= TASK DETAILS =
Every record must be given again word for word; no picture belongs in the copy.

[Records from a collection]

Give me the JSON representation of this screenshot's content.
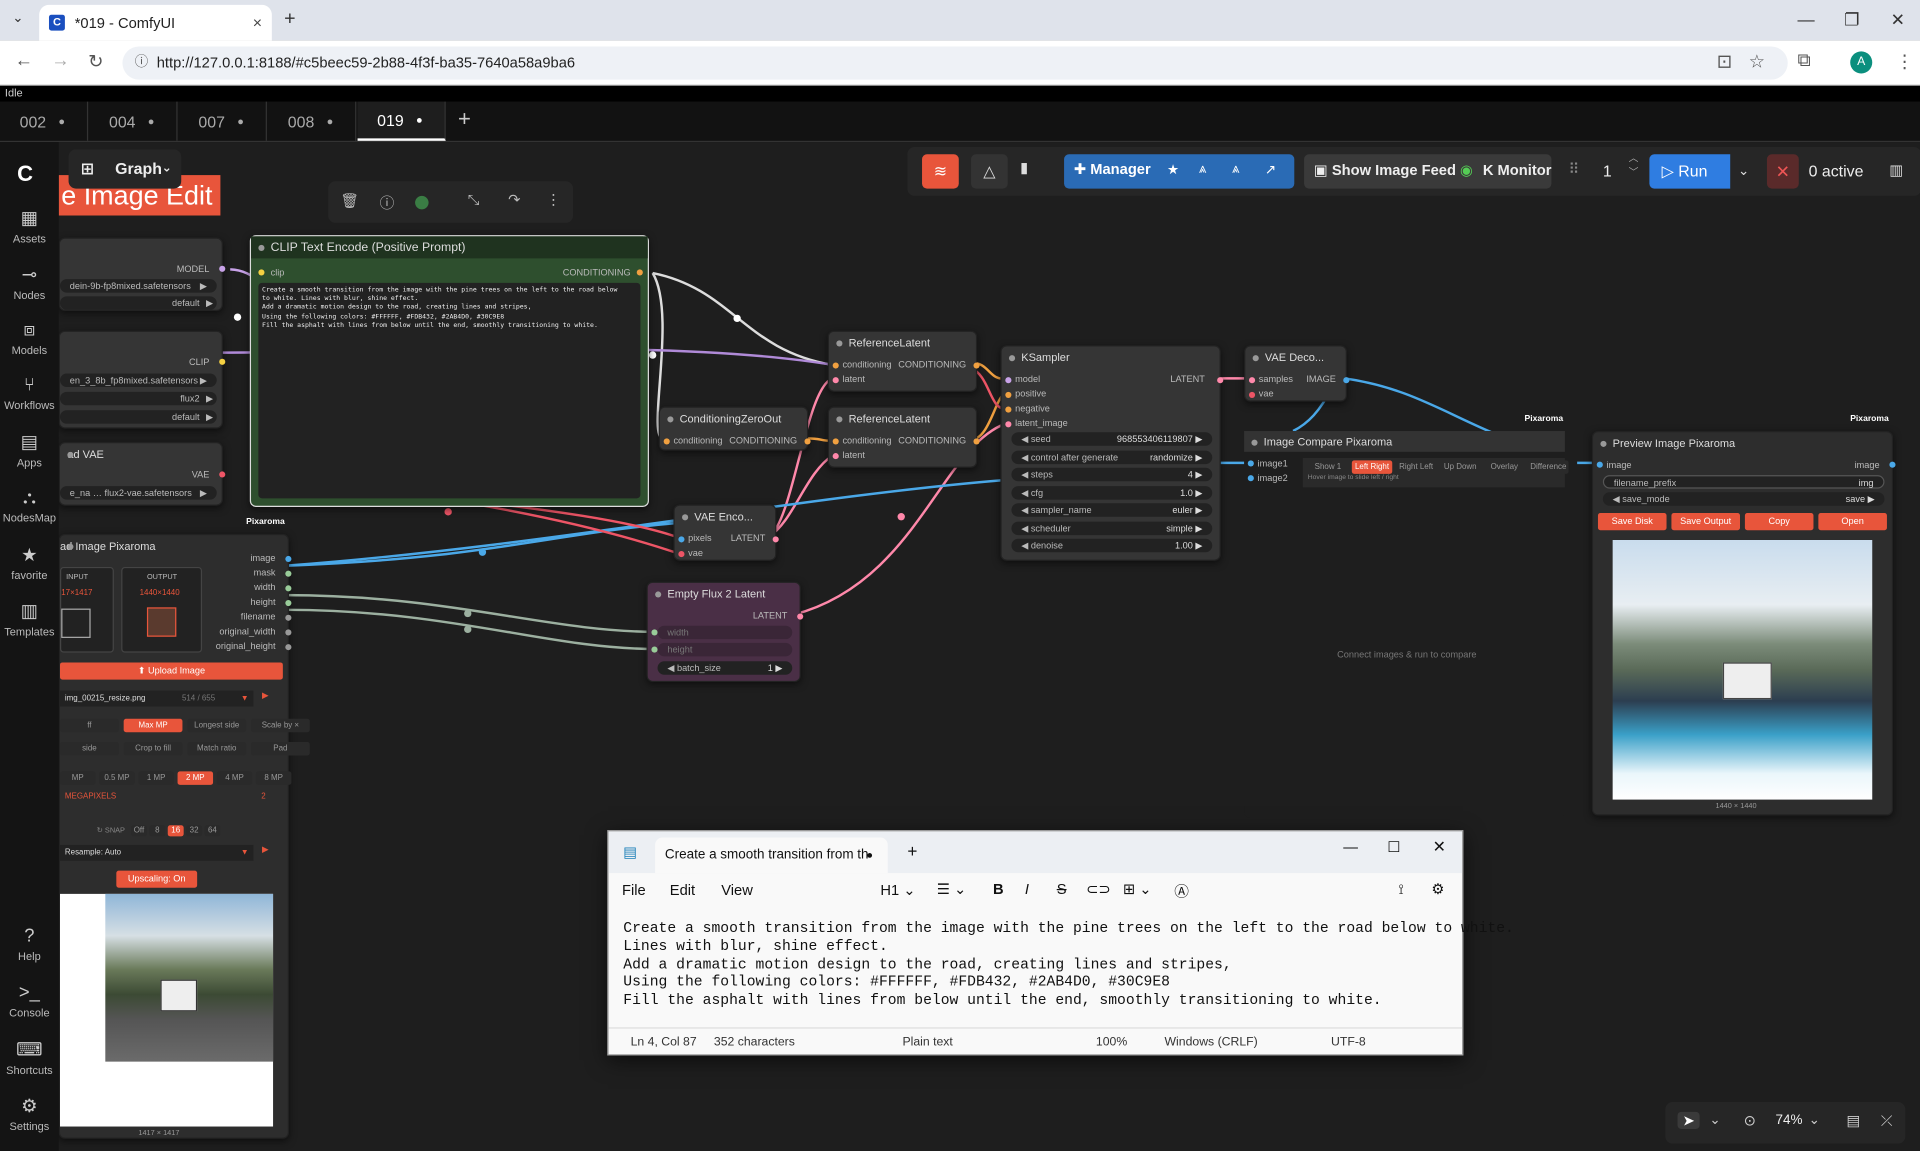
{
  "browser": {
    "tab_title": "*019 - ComfyUI",
    "url": "http://127.0.0.1:8188/#c5beec59-2b88-4f3f-ba35-7640a58a9ba6",
    "profile": "A"
  },
  "app": {
    "status": "Idle",
    "workflow_tabs": [
      "002",
      "004",
      "007",
      "008",
      "019"
    ],
    "active_tab": "019",
    "graph_label": "Graph",
    "group_title": "e Image Edit"
  },
  "sidebar": [
    {
      "icon": "assets-icon",
      "label": "Assets"
    },
    {
      "icon": "nodes-icon",
      "label": "Nodes"
    },
    {
      "icon": "models-icon",
      "label": "Models"
    },
    {
      "icon": "workflows-icon",
      "label": "Workflows"
    },
    {
      "icon": "apps-icon",
      "label": "Apps"
    },
    {
      "icon": "nodesmap-icon",
      "label": "NodesMap"
    },
    {
      "icon": "star-icon",
      "label": "favorite"
    },
    {
      "icon": "templates-icon",
      "label": "Templates"
    },
    {
      "icon": "help-icon",
      "label": "Help"
    },
    {
      "icon": "console-icon",
      "label": "Console"
    },
    {
      "icon": "keyboard-icon",
      "label": "Shortcuts"
    },
    {
      "icon": "gear-icon",
      "label": "Settings"
    }
  ],
  "toolbar": {
    "manager": "Manager",
    "show_image_feed": "Show Image Feed",
    "monitor": "Monitor",
    "batch_count": "1",
    "run": "Run",
    "active": "0 active"
  },
  "zoom": "74%",
  "nodes": {
    "clip_text": {
      "title": "CLIP Text Encode (Positive Prompt)",
      "in": "clip",
      "out": "CONDITIONING",
      "text": "Create a smooth transition from the image with the pine trees on the left to the road below\nto white. Lines with blur, shine effect.\nAdd a dramatic motion design to the road, creating lines and stripes,\nUsing the following colors: #FFFFFF, #FDB432, #2AB4D0, #30C9E8\nFill the asphalt with lines from below until the end, smoothly transitioning to white."
    },
    "loader_a": {
      "out": "MODEL",
      "w1": "dein-9b-fp8mixed.safetensors",
      "w2": "default"
    },
    "loader_b": {
      "out": "CLIP",
      "w1": "en_3_8b_fp8mixed.safetensors",
      "w2": "flux2",
      "w3": "default"
    },
    "loader_vae": {
      "title": "ad VAE",
      "out": "VAE",
      "w1": "e_na",
      "w1v": "flux2-vae.safetensors"
    },
    "ref1": {
      "title": "ReferenceLatent",
      "in1": "conditioning",
      "out": "CONDITIONING",
      "in2": "latent"
    },
    "ref2": {
      "title": "ReferenceLatent",
      "in1": "conditioning",
      "out": "CONDITIONING",
      "in2": "latent"
    },
    "czo": {
      "title": "ConditioningZeroOut",
      "in": "conditioning",
      "out": "CONDITIONING"
    },
    "ksampler": {
      "title": "KSampler",
      "inputs": [
        "model",
        "positive",
        "negative",
        "latent_image"
      ],
      "out": "LATENT",
      "widgets": [
        [
          "seed",
          "968553406119807"
        ],
        [
          "control after generate",
          "randomize"
        ],
        [
          "steps",
          "4"
        ],
        [
          "cfg",
          "1.0"
        ],
        [
          "sampler_name",
          "euler"
        ],
        [
          "scheduler",
          "simple"
        ],
        [
          "denoise",
          "1.00"
        ]
      ]
    },
    "vaedec": {
      "title": "VAE Deco...",
      "in1": "samples",
      "in2": "vae",
      "out": "IMAGE"
    },
    "vaeenc": {
      "title": "VAE Enco...",
      "in1": "pixels",
      "in2": "vae",
      "out": "LATENT"
    },
    "empty": {
      "title": "Empty Flux 2 Latent",
      "out": "LATENT",
      "w1": "width",
      "w2": "height",
      "w3": "batch_size",
      "w3v": "1"
    },
    "compare": {
      "title": "Image Compare Pixaroma",
      "brand": "Pixaroma",
      "in1": "image1",
      "in2": "image2",
      "modes": [
        "Show 1",
        "Left Right",
        "Right Left",
        "Up Down",
        "Overlay",
        "Difference"
      ],
      "hint": "Hover image to slide left / right",
      "empty": "Connect images & run to compare"
    },
    "preview": {
      "title": "Preview Image Pixaroma",
      "brand": "Pixaroma",
      "in": "image",
      "out": "image",
      "w1": "filename_prefix",
      "w1v": "img",
      "w2": "save_mode",
      "w2v": "save",
      "btns": [
        "Save Disk",
        "Save Output",
        "Copy",
        "Open"
      ],
      "dims": "1440 × 1440"
    },
    "load": {
      "title": "ad Image Pixaroma",
      "brand": "Pixaroma",
      "outs": [
        "image",
        "mask",
        "width",
        "height",
        "filename",
        "original_width",
        "original_height"
      ],
      "input_label": "INPUT",
      "input_dims": "17×1417",
      "output_label": "OUTPUT",
      "output_dims": "1440×1440",
      "upload": "Upload Image",
      "file": "img_00215_resize.png",
      "file_count": "514 / 655",
      "modes": [
        "ff",
        "Max MP",
        "Longest side",
        "Scale by ×"
      ],
      "modes2": [
        "side",
        "Crop to fill",
        "Match ratio",
        "Pad"
      ],
      "mps": [
        "MP",
        "0.5 MP",
        "1 MP",
        "2 MP",
        "4 MP",
        "8 MP"
      ],
      "mp_label": "MEGAPIXELS",
      "mp_value": "2",
      "snap": "SNAP",
      "snaps": [
        "Off",
        "8",
        "16",
        "32",
        "64"
      ],
      "resample": "Resample: Auto",
      "upscale": "Upscaling: On",
      "dims": "1417 × 1417"
    }
  },
  "notepad": {
    "tab_title": "Create a smooth transition from th",
    "menu": [
      "File",
      "Edit",
      "View"
    ],
    "heading": "H1",
    "text": "Create a smooth transition from the image with the pine trees on the left to the road below to white.\nLines with blur, shine effect.\nAdd a dramatic motion design to the road, creating lines and stripes,\nUsing the following colors: #FFFFFF, #FDB432, #2AB4D0, #30C9E8\nFill the asphalt with lines from below until the end, smoothly transitioning to white.",
    "status": {
      "pos": "Ln 4, Col 87",
      "chars": "352 characters",
      "mode": "Plain text",
      "zoom": "100%",
      "eol": "Windows (CRLF)",
      "enc": "UTF-8"
    }
  },
  "colors": {
    "accent": "#e8553b",
    "run": "#2f7de1",
    "manager": "#2a6bb5"
  }
}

= TASK SOLUTION =
Give me the JSON representation of this screenshot's content.
{
  "browser": {
    "tab_title": "*019 - ComfyUI",
    "url": "http://127.0.0.1:8188/#c5beec59-2b88-4f3f-ba35-7640a58a9ba6",
    "profile": "A"
  },
  "app": {
    "status": "Idle",
    "workflow_tabs": [
      "002",
      "004",
      "007",
      "008",
      "019"
    ],
    "active_tab": "019",
    "graph_label": "Graph",
    "group_title": "e Image Edit"
  },
  "sidebar": [
    {
      "icon": "assets-icon",
      "label": "Assets"
    },
    {
      "icon": "nodes-icon",
      "label": "Nodes"
    },
    {
      "icon": "models-icon",
      "label": "Models"
    },
    {
      "icon": "workflows-icon",
      "label": "Workflows"
    },
    {
      "icon": "apps-icon",
      "label": "Apps"
    },
    {
      "icon": "nodesmap-icon",
      "label": "NodesMap"
    },
    {
      "icon": "star-icon",
      "label": "favorite"
    },
    {
      "icon": "templates-icon",
      "label": "Templates"
    },
    {
      "icon": "help-icon",
      "label": "Help"
    },
    {
      "icon": "console-icon",
      "label": "Console"
    },
    {
      "icon": "keyboard-icon",
      "label": "Shortcuts"
    },
    {
      "icon": "gear-icon",
      "label": "Settings"
    }
  ],
  "toolbar": {
    "manager": "Manager",
    "show_image_feed": "Show Image Feed",
    "monitor": "Monitor",
    "batch_count": "1",
    "run": "Run",
    "active": "0 active"
  },
  "zoom": "74%",
  "nodes": {
    "clip_text": {
      "title": "CLIP Text Encode (Positive Prompt)",
      "in": "clip",
      "out": "CONDITIONING",
      "text": "Create a smooth transition from the image with the pine trees on the left to the road below\nto white. Lines with blur, shine effect.\nAdd a dramatic motion design to the road, creating lines and stripes,\nUsing the following colors: #FFFFFF, #FDB432, #2AB4D0, #30C9E8\nFill the asphalt with lines from below until the end, smoothly transitioning to white."
    },
    "loader_a": {
      "out": "MODEL",
      "w1": "dein-9b-fp8mixed.safetensors",
      "w2": "default"
    },
    "loader_b": {
      "out": "CLIP",
      "w1": "en_3_8b_fp8mixed.safetensors",
      "w2": "flux2",
      "w3": "default"
    },
    "loader_vae": {
      "title": "ad VAE",
      "out": "VAE",
      "w1": "e_na",
      "w1v": "flux2-vae.safetensors"
    },
    "ref1": {
      "title": "ReferenceLatent",
      "in1": "conditioning",
      "out": "CONDITIONING",
      "in2": "latent"
    },
    "ref2": {
      "title": "ReferenceLatent",
      "in1": "conditioning",
      "out": "CONDITIONING",
      "in2": "latent"
    },
    "czo": {
      "title": "ConditioningZeroOut",
      "in": "conditioning",
      "out": "CONDITIONING"
    },
    "ksampler": {
      "title": "KSampler",
      "inputs": [
        "model",
        "positive",
        "negative",
        "latent_image"
      ],
      "out": "LATENT",
      "widgets": [
        [
          "seed",
          "968553406119807"
        ],
        [
          "control after generate",
          "randomize"
        ],
        [
          "steps",
          "4"
        ],
        [
          "cfg",
          "1.0"
        ],
        [
          "sampler_name",
          "euler"
        ],
        [
          "scheduler",
          "simple"
        ],
        [
          "denoise",
          "1.00"
        ]
      ]
    },
    "vaedec": {
      "title": "VAE Deco...",
      "in1": "samples",
      "in2": "vae",
      "out": "IMAGE"
    },
    "vaeenc": {
      "title": "VAE Enco...",
      "in1": "pixels",
      "in2": "vae",
      "out": "LATENT"
    },
    "empty": {
      "title": "Empty Flux 2 Latent",
      "out": "LATENT",
      "w1": "width",
      "w2": "height",
      "w3": "batch_size",
      "w3v": "1"
    },
    "compare": {
      "title": "Image Compare Pixaroma",
      "brand": "Pixaroma",
      "in1": "image1",
      "in2": "image2",
      "modes": [
        "Show 1",
        "Left Right",
        "Right Left",
        "Up Down",
        "Overlay",
        "Difference"
      ],
      "hint": "Hover image to slide left / right",
      "empty": "Connect images & run to compare"
    },
    "preview": {
      "title": "Preview Image Pixaroma",
      "brand": "Pixaroma",
      "in": "image",
      "out": "image",
      "w1": "filename_prefix",
      "w1v": "img",
      "w2": "save_mode",
      "w2v": "save",
      "btns": [
        "Save Disk",
        "Save Output",
        "Copy",
        "Open"
      ],
      "dims": "1440 × 1440"
    },
    "load": {
      "title": "ad Image Pixaroma",
      "brand": "Pixaroma",
      "outs": [
        "image",
        "mask",
        "width",
        "height",
        "filename",
        "original_width",
        "original_height"
      ],
      "input_label": "INPUT",
      "input_dims": "17×1417",
      "output_label": "OUTPUT",
      "output_dims": "1440×1440",
      "upload": "Upload Image",
      "file": "img_00215_resize.png",
      "file_count": "514 / 655",
      "modes": [
        "ff",
        "Max MP",
        "Longest side",
        "Scale by ×"
      ],
      "modes2": [
        "side",
        "Crop to fill",
        "Match ratio",
        "Pad"
      ],
      "mps": [
        "MP",
        "0.5 MP",
        "1 MP",
        "2 MP",
        "4 MP",
        "8 MP"
      ],
      "mp_label": "MEGAPIXELS",
      "mp_value": "2",
      "snap": "SNAP",
      "snaps": [
        "Off",
        "8",
        "16",
        "32",
        "64"
      ],
      "resample": "Resample: Auto",
      "upscale": "Upscaling: On",
      "dims": "1417 × 1417"
    }
  },
  "notepad": {
    "tab_title": "Create a smooth transition from th",
    "menu": [
      "File",
      "Edit",
      "View"
    ],
    "heading": "H1",
    "text": "Create a smooth transition from the image with the pine trees on the left to the road below to white.\nLines with blur, shine effect.\nAdd a dramatic motion design to the road, creating lines and stripes,\nUsing the following colors: #FFFFFF, #FDB432, #2AB4D0, #30C9E8\nFill the asphalt with lines from below until the end, smoothly transitioning to white.",
    "status": {
      "pos": "Ln 4, Col 87",
      "chars": "352 characters",
      "mode": "Plain text",
      "zoom": "100%",
      "eol": "Windows (CRLF)",
      "enc": "UTF-8"
    }
  },
  "colors": {
    "accent": "#e8553b",
    "run": "#2f7de1",
    "manager": "#2a6bb5"
  }
}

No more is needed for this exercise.